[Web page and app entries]
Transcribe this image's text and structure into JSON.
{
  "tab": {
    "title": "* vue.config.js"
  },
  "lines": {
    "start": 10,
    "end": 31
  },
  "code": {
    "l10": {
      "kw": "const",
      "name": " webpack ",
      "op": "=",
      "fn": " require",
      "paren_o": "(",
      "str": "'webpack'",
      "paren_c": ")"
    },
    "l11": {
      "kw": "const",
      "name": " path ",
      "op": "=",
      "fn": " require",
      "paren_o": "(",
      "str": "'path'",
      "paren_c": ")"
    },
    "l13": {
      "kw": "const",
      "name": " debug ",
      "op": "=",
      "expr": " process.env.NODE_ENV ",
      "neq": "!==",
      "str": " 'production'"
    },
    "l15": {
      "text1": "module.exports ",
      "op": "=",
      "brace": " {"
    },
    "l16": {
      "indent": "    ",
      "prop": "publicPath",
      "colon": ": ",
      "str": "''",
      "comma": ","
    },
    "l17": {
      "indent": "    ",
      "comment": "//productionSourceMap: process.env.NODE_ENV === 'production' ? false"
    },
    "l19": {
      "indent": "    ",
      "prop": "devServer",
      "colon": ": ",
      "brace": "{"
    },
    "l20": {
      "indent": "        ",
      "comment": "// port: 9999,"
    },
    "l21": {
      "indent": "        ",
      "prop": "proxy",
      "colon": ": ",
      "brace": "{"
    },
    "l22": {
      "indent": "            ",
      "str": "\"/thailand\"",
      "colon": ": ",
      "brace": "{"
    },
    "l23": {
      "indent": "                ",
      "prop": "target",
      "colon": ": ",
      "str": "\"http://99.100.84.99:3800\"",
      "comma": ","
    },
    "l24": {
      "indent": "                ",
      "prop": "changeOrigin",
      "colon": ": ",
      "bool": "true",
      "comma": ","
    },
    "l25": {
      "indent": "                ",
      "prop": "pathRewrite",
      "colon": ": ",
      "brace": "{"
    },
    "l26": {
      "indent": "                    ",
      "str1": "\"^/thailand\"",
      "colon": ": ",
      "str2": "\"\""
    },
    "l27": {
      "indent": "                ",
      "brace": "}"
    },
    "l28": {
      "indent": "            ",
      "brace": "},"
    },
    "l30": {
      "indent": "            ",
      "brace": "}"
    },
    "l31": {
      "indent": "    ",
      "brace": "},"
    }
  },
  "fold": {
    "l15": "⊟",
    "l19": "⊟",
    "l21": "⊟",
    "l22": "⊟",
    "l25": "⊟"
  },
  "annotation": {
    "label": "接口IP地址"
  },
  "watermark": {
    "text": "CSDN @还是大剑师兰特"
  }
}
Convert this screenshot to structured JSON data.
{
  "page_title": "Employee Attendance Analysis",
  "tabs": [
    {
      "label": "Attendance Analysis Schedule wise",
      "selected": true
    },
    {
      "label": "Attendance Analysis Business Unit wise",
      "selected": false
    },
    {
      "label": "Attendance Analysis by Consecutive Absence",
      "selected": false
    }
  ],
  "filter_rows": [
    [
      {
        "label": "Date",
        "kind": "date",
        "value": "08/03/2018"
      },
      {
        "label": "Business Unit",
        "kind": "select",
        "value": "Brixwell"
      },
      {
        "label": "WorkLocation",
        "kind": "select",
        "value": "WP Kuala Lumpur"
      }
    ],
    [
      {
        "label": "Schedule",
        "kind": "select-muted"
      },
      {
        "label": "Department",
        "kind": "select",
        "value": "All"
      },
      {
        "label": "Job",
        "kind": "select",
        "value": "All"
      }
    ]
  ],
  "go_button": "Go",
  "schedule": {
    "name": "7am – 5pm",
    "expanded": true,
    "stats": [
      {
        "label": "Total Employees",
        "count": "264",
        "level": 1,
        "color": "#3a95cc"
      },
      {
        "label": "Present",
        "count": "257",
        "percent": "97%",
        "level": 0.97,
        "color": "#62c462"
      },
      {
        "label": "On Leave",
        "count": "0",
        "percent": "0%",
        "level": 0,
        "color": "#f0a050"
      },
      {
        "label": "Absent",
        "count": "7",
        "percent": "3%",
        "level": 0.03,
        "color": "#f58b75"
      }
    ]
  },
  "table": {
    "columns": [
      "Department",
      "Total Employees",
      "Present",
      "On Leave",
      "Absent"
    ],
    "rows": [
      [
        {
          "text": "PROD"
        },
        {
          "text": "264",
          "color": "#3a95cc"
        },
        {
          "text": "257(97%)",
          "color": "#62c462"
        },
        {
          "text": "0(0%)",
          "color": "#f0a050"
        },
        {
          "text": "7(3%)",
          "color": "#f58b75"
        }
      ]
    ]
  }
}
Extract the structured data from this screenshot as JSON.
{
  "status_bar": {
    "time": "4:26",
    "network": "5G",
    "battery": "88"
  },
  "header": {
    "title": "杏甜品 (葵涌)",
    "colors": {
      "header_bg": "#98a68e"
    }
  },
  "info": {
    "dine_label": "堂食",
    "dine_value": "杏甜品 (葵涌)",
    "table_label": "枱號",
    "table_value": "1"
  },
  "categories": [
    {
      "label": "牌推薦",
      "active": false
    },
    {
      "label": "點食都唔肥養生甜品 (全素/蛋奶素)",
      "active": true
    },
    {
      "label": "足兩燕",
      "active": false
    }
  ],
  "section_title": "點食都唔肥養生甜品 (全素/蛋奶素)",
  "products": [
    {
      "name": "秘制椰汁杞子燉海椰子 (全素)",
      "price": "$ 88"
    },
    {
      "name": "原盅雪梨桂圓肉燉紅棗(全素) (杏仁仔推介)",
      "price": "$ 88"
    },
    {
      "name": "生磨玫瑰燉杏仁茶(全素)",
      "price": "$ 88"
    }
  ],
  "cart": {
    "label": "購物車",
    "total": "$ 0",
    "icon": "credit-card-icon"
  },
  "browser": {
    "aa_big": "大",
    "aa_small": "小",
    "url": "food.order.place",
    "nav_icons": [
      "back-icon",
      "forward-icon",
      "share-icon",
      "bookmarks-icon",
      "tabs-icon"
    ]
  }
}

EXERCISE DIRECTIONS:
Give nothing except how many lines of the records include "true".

EXERCISE ANSWER:
4